I lied to a border guard recently for no good reason other than I didn’t want to have to try to explain why I’d driven to Seattle and then turned around and driven back to Vancouver. (“Well, I was supposed to be meeting friends – no, I don’t know where exactly – exit 68, I think, in a Denny’s or Shari’s or some ghetto place like that – no I don’t know where they are currently – they live in Vancouver but they’re from the states – they sent me an email and I didn’t see it before I left so when I finally called I found out they had a personal emergency …” Yadda yadda yadda.)
I knew the border guards would be suspicious that I’d only been across the border for 2.5 hours, but I figured that that true story sounded so flaky that I’d get called in *for sure*. So instead I lied and told the border guard that my Mom had called and that there was a family emergency so I had to turn around and come back to Canada.

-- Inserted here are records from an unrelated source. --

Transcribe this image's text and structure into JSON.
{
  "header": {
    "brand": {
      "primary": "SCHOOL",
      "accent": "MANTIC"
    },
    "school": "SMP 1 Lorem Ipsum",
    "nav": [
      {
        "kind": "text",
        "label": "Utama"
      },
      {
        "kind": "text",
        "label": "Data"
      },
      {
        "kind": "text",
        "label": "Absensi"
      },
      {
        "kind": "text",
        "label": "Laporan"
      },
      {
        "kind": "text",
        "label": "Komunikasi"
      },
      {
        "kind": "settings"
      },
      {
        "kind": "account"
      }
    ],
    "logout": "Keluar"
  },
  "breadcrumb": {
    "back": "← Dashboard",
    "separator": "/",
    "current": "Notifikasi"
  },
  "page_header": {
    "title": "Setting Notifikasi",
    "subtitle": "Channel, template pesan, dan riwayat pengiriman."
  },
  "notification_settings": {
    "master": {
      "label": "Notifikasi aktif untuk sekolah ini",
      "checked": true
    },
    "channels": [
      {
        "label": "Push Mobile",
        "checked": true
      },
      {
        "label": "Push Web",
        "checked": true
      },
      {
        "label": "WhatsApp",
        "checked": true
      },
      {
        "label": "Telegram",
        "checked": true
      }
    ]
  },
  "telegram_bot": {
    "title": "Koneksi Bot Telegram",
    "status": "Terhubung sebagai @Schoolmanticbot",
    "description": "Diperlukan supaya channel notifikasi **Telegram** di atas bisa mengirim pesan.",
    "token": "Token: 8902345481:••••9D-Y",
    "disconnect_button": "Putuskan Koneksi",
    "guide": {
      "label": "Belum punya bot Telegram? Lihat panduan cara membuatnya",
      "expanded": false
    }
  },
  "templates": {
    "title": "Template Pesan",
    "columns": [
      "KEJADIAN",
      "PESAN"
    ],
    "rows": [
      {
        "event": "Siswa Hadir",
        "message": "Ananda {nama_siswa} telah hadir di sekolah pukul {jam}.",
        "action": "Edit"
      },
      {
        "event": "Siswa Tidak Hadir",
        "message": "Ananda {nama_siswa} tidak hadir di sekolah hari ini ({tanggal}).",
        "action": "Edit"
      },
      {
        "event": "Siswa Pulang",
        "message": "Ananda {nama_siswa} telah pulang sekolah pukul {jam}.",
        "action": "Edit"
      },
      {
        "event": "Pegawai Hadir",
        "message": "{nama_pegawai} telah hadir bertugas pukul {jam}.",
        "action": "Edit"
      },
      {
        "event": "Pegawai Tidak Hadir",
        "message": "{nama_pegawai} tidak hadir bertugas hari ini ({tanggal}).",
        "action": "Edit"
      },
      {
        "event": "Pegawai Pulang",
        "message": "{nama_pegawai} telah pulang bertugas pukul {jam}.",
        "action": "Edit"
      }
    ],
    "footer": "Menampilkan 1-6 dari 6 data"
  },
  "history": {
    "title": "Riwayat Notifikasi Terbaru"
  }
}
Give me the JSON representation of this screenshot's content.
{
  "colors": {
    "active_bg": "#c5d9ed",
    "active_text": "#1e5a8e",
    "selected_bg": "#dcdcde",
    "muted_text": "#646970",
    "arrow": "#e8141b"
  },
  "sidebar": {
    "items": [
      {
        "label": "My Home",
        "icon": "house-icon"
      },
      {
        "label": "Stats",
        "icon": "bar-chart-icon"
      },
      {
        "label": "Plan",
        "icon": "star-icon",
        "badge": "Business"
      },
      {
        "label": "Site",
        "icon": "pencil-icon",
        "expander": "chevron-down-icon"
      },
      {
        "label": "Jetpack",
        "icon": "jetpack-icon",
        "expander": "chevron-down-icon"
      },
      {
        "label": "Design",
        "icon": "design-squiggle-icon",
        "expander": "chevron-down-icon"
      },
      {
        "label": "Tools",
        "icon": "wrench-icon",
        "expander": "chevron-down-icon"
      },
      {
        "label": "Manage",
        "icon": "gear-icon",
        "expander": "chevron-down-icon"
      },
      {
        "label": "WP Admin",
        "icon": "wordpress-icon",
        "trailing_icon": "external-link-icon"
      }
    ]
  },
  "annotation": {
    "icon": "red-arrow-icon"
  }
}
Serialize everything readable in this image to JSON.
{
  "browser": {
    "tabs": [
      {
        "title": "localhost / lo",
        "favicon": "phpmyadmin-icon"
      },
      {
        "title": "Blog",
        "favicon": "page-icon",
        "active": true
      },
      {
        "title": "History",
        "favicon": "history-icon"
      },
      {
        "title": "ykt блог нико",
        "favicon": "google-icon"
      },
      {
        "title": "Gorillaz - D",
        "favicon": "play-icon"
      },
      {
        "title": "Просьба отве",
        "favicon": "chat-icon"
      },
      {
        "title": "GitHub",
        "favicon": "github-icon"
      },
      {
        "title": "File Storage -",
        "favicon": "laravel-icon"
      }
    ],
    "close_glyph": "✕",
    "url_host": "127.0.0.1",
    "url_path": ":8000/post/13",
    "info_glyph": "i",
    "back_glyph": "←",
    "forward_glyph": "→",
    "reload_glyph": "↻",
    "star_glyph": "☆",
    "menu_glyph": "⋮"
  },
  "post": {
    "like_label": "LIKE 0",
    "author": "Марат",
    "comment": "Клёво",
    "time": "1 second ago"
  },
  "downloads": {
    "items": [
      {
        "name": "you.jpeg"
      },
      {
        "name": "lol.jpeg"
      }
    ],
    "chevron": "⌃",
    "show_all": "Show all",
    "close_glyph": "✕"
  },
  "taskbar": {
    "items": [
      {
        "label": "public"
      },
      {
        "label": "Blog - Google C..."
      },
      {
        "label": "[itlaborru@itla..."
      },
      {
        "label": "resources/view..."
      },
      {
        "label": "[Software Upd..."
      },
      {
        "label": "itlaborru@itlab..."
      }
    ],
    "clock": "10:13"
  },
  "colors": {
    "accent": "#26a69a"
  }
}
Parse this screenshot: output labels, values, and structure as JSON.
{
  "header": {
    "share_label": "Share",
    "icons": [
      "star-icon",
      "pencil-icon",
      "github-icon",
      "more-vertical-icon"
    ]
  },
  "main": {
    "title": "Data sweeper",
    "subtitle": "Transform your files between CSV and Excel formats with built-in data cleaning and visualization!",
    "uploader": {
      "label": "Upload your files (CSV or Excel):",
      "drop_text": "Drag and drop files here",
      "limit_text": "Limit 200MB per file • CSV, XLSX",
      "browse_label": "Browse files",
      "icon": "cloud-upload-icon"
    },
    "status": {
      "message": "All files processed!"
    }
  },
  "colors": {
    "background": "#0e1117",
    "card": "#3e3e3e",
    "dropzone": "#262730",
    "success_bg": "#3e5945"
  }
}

Michael Geist (in the article “Say no to Big Brother plan for Internet” in The Toronto Star) describes the “Lawful Access Initiative” rattling around Ottawa. This is the one about making it easy for the police to eavesdrop on internet traffic, forcing ISPs to store and reveal usage information about their customers (and preventing ISPs from informing their customers when they’ve revealed private data) and allowing monster TelCos to discriminate against technologies like VoIP.
Also in the article is information about MP Sarmite Bulte’s initiative to abide by special restrictions regarding public domain content, by requiring them to apply for extended license. Upshot: even if a work is in the public domain, a school would have to pay fees to use it unless the work gave them explicit permission. sheeesh.
Write letters to these jokers. Dead trees and snail mail is better than email. My letter is attached, but don’t just copy it – write your own.
Larry Lessig is calling on people to send the Copyright Office stories about why the “orphaned works” aspect of US copyright law is damaging to creativity.
Orphaned works are copyrighted works where the copyright owner is hard to find. These works are “abandoned” because the people who would like to use the works can’t get the required permission. It’s a shame, not only for the person that would like to use the work, but for the person who made the original work, because usually the only alternative for the work is a descent into obscurity.
“If you have a relevant story, or a perspective that might help the Copyright Office evaluate this issue, I would be grateful if you took just a few minutes to write an email telling them your story. The most valuable submissions will make clear the practical burden the existing system creates.” more
Waste an hour or two on this: Illustrated History Of Furniture, by Frederick Litchfield. (What’s up with the chair? “Pappy’s Patented Launch Chair”, circa 1876? Better if it was a rocking chair – sort of an old-style cross-trainer.)
While you’re at it, support Project Gutenberg – we’re all growing old waiting for PG pages to load.